Community comes together to celebrate the Big Iftar

People of all faiths came together at the weekend to celebrate the end of Ramadan fasting with Muslim friends and neighbours.

Monday, 20th May 2019, 3:16 pm
More guests at The Big Iftar in Staincliffe.

Members of the Ahmadiyya Muslim Community invited colleagues, friends and neighbours to Baitul Atta Mosque in Staincliffe for the Big Iftar function on Saturday.

Guests joining them included Rev Simon Cash from Dewsbury Minster, Father Gordon Newton from Christ Church, Staincliffe as well as a number of local community and charity


Rev Simon Cash of Dewsbury Minster addressing the audience at Baitul Atta Mosque.

The Ahmadiyya Muslim Community in the Spen Valley acquired Baitul Atta mosque (the former Staincliffe Baptist Church) last year and this was the first Big Iftar held in the mosque in


The Muslim holy month began on Tuesday May 7, during which Muslims abstain from food and drink from before dawn until dusk.

President of the Ahmadiyya Muslim Community in Spen Valley, Arif Ahmad, said he was overwhelmed by the number of guests who attended.

Mrs Marnie Cope, Father Gordon Newton, Mr Simon Cope and Imam Sabahat Karim.

“The government has made a big effort around the country for communities to come together at Iftar functions,” he said. "It definitely surpassed my expectations to have over 60 people attend including 31 non-Muslims.

“The idea was to get everyone together, sit down, share a meal and just to get to know one another.”

“Islam means peace and the motto of our community is “Love For All Hatred For None”. I am delighted that people from different ethnic and political backgrounds could share a meal

together and talk about how they can benefit their local community.”

Local Labour and Conservative Party members come together at the Big Iftar

Imam Sabahat Karim from the Ahmadiyya Muslim Community recited some verses from the Holy Quran which declare that fasting is found in all religions – not just Islam.

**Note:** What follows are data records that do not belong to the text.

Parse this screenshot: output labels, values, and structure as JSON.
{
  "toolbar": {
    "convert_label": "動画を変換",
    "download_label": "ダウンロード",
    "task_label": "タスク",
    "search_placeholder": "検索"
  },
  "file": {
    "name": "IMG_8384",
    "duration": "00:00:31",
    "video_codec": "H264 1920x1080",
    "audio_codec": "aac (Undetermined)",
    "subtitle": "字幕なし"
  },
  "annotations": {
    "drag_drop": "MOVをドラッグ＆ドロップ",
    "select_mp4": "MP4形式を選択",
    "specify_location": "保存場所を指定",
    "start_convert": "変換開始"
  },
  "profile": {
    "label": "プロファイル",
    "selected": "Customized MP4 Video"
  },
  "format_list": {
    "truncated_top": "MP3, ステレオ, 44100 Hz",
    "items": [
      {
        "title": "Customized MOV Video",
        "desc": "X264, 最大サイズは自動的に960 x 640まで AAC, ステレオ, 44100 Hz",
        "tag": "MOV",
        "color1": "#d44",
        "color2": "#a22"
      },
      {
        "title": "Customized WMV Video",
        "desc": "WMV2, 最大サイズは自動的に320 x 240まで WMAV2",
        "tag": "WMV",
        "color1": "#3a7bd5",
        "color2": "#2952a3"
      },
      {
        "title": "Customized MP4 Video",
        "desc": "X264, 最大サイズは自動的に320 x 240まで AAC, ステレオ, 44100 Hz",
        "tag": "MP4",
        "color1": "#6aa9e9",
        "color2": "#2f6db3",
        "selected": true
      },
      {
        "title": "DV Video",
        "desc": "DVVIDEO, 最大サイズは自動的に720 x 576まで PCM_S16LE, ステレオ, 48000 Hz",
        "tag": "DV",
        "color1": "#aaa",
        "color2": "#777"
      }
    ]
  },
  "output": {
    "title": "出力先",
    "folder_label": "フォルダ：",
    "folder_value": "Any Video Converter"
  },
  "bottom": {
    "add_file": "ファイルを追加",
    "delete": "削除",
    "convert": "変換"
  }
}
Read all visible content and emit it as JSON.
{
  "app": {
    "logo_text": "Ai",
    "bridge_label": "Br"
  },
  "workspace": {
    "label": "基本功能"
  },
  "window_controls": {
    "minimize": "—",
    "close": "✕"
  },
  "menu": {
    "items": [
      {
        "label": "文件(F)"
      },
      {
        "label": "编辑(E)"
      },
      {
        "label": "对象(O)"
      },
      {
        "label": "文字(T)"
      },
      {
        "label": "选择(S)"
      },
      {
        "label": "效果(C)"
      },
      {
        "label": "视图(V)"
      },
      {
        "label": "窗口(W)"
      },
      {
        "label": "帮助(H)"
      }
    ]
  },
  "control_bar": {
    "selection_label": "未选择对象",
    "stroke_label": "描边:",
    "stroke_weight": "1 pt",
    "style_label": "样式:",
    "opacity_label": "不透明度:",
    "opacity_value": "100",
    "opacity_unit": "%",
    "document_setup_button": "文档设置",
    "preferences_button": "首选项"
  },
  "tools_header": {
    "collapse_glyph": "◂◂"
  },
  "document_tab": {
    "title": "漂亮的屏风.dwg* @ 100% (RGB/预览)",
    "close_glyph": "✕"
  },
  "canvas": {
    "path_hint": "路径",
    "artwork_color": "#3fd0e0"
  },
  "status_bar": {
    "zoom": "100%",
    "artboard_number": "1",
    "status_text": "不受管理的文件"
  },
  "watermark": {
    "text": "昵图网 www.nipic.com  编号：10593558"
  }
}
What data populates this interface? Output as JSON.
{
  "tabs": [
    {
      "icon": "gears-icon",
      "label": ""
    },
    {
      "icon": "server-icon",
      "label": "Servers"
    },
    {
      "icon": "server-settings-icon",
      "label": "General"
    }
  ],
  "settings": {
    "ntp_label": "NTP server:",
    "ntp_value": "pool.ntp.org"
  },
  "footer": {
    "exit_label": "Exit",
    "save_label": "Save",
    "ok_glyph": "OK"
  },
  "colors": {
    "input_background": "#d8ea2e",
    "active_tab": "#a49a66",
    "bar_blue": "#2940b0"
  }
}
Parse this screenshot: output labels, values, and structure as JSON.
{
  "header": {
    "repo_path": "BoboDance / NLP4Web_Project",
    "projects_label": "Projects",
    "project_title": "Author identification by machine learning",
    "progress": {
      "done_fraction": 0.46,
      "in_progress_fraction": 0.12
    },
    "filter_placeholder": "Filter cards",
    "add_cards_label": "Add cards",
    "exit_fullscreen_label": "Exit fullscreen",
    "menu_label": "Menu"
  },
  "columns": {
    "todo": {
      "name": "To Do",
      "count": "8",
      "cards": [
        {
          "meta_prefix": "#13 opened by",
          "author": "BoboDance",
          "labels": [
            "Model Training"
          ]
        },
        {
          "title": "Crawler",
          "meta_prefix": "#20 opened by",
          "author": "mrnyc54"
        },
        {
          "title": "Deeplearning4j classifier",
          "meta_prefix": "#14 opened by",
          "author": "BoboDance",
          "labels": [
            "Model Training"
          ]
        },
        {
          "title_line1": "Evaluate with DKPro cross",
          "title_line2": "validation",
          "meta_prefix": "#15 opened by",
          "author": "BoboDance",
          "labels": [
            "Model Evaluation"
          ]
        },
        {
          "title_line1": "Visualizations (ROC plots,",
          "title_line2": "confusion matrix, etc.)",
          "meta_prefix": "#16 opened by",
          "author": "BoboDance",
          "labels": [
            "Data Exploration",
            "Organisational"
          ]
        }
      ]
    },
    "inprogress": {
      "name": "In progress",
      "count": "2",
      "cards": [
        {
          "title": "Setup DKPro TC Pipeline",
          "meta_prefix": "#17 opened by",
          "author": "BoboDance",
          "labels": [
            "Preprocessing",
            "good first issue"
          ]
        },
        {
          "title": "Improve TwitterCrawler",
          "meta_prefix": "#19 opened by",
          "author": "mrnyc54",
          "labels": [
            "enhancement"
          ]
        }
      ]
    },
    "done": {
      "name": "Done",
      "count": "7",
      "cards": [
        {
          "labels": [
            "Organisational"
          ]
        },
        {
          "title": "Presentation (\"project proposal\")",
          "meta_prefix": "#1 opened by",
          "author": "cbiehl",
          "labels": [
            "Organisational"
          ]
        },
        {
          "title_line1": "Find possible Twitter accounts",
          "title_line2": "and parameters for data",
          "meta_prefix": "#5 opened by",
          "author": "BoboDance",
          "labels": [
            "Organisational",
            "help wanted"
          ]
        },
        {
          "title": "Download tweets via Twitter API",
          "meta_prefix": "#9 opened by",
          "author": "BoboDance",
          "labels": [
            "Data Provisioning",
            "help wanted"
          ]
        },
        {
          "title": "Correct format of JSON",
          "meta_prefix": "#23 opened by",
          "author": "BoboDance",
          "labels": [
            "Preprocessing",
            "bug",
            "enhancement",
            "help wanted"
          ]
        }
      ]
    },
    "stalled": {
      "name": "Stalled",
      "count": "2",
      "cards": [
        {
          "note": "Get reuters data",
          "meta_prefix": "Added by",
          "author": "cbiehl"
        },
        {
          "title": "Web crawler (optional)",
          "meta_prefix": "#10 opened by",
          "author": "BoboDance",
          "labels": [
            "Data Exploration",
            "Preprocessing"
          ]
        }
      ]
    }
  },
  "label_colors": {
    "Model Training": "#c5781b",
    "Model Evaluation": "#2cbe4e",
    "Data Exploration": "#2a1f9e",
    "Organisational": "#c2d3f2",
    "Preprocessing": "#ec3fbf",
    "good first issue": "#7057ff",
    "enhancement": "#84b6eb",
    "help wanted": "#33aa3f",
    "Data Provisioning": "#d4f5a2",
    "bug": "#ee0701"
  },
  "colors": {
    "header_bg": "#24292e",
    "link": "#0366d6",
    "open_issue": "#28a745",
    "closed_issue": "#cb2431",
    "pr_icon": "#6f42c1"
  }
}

Briefly addressing the audience at the event Rev Cash said that “breaking bread” with neighbours was an important Christian tradition and he was delighted that Christians

and Ahmadi Muslims were able to break bread at the Iftar.